Segment Start: INPUT RECORDS

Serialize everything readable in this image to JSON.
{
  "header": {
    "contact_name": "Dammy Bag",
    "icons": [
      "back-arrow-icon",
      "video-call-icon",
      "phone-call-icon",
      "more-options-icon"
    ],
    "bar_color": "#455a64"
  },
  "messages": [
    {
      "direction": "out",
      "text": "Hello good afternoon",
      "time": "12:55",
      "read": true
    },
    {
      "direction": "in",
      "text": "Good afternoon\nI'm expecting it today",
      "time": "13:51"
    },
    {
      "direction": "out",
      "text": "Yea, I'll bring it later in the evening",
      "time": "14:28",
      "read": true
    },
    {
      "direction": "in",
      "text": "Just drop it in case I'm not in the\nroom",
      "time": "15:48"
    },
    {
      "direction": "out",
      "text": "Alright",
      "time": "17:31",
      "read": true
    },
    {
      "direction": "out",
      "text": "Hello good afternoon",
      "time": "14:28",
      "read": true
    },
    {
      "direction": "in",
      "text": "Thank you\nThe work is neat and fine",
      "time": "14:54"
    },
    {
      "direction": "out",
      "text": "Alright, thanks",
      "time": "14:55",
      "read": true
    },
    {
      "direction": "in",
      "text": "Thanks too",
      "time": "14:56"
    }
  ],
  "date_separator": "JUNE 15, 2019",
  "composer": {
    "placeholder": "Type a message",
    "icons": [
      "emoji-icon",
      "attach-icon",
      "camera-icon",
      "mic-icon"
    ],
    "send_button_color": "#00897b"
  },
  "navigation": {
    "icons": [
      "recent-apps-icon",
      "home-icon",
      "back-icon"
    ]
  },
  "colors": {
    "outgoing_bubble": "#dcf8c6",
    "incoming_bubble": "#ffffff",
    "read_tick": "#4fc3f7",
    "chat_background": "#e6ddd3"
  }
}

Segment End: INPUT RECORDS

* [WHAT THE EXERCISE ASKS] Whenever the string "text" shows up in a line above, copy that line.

* [SOLVED PROBLEM]
      "text": "Hello good afternoon",
      "text": "Good afternoon\nI'm expecting it today",
      "text": "Yea, I'll bring it later in the evening",
      "text": "Just drop it in case I'm not in the\nroom",
      "text": "Alright",
      "text": "Hello good afternoon",
      "text": "Thank you\nThe work is neat and fine",
      "text": "Alright, thanks",
      "text": "Thanks too",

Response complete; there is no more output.